Whosoever is free from the contamination of luxury and license, may go forth to the fields and to the woods, inhaling joyous renovation from the breath of Spring, or catching from the odors and sounds of Autumn some diviner mood of sweetest sadness, which improves the softened heart. Whosoever is no deceiver or destroyer of his fellow men ? no liar, no flatterer, no murderer may walk among his species, deriving, from the communion with all which they contain of beautiful or of majestic, some intercourse with the Universal God. Whosoever has maintained with his own heart the strictest correspondence of confidence, who dares to examine and to estimate every imagination which suggests itself to his mind ? whosoever is that which he designs to become, and only aspires to that which the divinity of his own nature shall consider and approve ? he has already seen God.

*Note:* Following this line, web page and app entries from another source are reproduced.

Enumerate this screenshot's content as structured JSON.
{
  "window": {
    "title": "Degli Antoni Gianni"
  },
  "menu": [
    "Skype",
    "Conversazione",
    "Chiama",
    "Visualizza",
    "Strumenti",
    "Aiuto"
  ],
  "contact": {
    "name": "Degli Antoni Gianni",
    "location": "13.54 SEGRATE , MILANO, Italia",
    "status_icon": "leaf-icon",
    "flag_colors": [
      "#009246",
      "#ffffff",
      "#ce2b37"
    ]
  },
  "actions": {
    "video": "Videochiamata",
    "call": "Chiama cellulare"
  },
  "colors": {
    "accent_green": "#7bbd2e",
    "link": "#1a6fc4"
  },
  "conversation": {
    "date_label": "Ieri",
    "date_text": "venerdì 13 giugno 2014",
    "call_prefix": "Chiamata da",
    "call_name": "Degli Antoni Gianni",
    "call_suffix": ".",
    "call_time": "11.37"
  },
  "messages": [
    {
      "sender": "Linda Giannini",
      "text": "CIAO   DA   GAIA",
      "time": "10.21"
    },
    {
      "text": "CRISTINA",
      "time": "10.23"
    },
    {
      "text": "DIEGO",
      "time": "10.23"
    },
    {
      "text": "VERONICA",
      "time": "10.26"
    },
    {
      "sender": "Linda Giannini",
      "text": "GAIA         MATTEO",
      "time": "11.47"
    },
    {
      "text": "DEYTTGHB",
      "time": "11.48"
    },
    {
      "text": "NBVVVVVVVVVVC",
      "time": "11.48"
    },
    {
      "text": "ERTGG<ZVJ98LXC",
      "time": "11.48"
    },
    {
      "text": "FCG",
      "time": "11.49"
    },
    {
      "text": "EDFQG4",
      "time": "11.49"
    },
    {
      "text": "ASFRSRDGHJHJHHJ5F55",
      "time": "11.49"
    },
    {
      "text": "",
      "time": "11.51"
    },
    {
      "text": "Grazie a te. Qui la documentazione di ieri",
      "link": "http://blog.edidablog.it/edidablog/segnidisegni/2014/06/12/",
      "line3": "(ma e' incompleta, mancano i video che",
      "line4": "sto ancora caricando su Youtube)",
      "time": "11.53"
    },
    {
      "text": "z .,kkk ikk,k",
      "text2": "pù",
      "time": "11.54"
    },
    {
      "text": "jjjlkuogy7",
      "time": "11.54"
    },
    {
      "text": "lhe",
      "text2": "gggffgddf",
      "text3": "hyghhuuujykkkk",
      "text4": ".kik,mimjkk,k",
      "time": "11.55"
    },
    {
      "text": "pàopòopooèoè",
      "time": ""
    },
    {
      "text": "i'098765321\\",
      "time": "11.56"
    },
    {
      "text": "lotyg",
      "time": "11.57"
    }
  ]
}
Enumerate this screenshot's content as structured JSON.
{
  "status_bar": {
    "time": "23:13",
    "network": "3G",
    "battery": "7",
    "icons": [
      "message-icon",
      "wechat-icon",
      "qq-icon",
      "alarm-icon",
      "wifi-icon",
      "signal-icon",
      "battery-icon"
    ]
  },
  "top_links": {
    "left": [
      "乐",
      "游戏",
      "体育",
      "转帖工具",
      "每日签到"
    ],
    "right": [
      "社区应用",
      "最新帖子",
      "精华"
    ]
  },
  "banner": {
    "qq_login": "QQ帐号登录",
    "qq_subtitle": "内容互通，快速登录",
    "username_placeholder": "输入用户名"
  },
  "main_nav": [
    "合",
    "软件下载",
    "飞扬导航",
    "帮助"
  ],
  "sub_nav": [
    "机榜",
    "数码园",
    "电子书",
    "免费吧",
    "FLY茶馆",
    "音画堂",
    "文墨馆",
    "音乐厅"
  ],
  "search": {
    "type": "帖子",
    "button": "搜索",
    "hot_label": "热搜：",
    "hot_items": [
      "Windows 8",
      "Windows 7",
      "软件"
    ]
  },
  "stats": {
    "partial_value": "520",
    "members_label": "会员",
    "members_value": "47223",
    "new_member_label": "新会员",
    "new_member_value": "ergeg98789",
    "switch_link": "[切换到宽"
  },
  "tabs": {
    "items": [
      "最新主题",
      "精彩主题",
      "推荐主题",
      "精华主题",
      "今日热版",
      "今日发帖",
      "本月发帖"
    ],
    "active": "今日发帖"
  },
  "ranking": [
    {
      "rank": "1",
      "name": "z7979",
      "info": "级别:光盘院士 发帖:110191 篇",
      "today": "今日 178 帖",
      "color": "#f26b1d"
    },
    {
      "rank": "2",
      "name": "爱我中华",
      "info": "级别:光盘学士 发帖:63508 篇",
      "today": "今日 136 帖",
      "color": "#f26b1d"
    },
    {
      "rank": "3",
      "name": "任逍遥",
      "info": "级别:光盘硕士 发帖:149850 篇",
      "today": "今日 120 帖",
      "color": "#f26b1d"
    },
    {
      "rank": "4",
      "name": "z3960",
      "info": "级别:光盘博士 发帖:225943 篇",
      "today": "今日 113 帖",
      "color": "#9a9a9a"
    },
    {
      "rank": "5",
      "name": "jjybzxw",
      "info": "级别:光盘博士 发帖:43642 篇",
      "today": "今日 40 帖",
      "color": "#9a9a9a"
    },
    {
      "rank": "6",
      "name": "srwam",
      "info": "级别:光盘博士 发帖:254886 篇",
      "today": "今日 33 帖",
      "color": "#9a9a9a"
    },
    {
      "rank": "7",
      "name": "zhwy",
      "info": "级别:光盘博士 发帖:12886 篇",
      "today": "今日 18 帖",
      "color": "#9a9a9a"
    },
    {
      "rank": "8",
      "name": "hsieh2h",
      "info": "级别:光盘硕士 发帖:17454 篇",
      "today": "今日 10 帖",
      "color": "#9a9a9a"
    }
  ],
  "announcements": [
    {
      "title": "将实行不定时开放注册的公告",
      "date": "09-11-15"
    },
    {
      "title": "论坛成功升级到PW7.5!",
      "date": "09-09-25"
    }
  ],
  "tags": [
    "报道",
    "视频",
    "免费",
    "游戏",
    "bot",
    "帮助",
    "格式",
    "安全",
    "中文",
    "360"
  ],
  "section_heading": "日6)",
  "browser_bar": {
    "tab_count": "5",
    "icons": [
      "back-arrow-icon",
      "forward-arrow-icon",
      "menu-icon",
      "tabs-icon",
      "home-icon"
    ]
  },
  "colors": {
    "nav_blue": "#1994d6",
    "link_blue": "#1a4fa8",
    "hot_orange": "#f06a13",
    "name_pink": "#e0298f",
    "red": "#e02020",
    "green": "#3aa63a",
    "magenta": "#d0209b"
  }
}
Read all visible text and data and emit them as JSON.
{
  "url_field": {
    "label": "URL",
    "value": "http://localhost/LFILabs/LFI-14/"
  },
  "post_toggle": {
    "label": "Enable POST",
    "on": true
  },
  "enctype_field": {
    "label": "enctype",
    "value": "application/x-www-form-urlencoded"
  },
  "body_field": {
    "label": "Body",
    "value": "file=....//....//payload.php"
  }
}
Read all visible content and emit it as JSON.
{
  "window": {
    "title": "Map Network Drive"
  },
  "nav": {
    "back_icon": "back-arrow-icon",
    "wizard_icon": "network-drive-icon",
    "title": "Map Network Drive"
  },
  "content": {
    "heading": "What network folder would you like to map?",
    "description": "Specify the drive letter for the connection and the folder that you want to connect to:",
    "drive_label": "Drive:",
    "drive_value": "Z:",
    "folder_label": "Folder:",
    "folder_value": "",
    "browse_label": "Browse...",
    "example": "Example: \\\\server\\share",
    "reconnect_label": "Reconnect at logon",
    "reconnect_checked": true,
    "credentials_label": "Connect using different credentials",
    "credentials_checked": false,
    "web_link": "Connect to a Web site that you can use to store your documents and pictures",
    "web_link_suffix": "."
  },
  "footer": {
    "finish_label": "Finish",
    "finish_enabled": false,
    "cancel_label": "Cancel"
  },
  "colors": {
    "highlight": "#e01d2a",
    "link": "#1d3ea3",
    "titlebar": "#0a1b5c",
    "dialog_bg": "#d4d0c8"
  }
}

You are now in London, that great sea, whose ebb and flow at once is deaf and loud, and on the shore vomits its wrecks, and still howls on for more. Yet in its depth what treasures!
The Pilgrim of Eternity, whose fame over his living head like Heaven is bent, an early but enduring monument, came, veiling all the lightnings of his song in sorrow.
Then black despair the shadow of a starless night, was thrown over the world in which I moved alone.
Thou art Justice ? ne'er for gold may thy righteous laws be sold as laws are in England ? thou shield'st alike the high and low.
True Love in this differs from gold and clay, that to divide is not to take away. Love is like understanding, that grows bright, gazing on many truths; 'tis like thy light, Imagination! which from earth and sky, and from the depths of human phantasy, as from a thousand prisms and mirrors, fills the Universe with glorious beams, and kills error, the worm, with many a sun-like arrow of its reverberated lightning.
What softer voice is hushed over the dead? Athwart what brow is that dark mantle thrown? What form leans sadly o'er the white death ? bed, in mockery of monumental stone, the heavy heart heaving without a moan?
Why God made irreconcilable good and the means of good.
You lie?under a mistake, for this is the most civil sort of lie that can be given to a man's face. I now say what I think.
The practice of utter sincerity towards other men would avail to no good end, if they were incapable of practicing it towards their own minds. In fact, truth cannot be communicated until it is perceived. The interests, therefore, of truth require that an orator should, as far as possible, produce in his hearers that state of mind on which alone his exhortations could fairly be contemplated and examined.
There are two Italies.... The one is the most sublime and lovely contemplation that can be conceived by the imagination of man; the other is the most degraded, disgusting, and odious. What do you think? Young women of rank actually eat ? you will never guess what ? garlick! Our poor friend Lord Byron is quite corrupted by living among these people, and in fact, is going on in a way not worthy of him.
Thou art unseen, but yet I hear thy shrill delight.
'Twas his ambition, generous and great a life to life's great end to consecrate.
What! alive, and so bold, O earth?
Wild Spirit, which art moving everywhere; destroyer and preserver; hear, oh, hear!
You must come home with me and be my guest; You will give joy to me, and I will do All that is in my power to honor you.
The rich have become richer, and the poor have become poorer; and the vessel of the state is driven between the Scylla and Charybdis of anarchy and despotism.
There grew pied wind-flowers and violets, daisies, those pearl?d arcturi of the earth, the constellated flower that never sets; faint oxlips; tender bluebells at whose birth the sod scarce heaved; and that tall flower that wets its mother?s face with heaven-collected tears, when the low wind, its playmate?s voice, it hears.
Thou comest as the memory of a dream, which now is sad because it hath been sweet.
Twilight, ascending slowly from the east, entwined in duskier wreaths her braided locks o'er the fair front and radiant eyes of day; night followed, clad with stars.
When a man marries, dies, or turns Hindu, his best friends hear no more of him.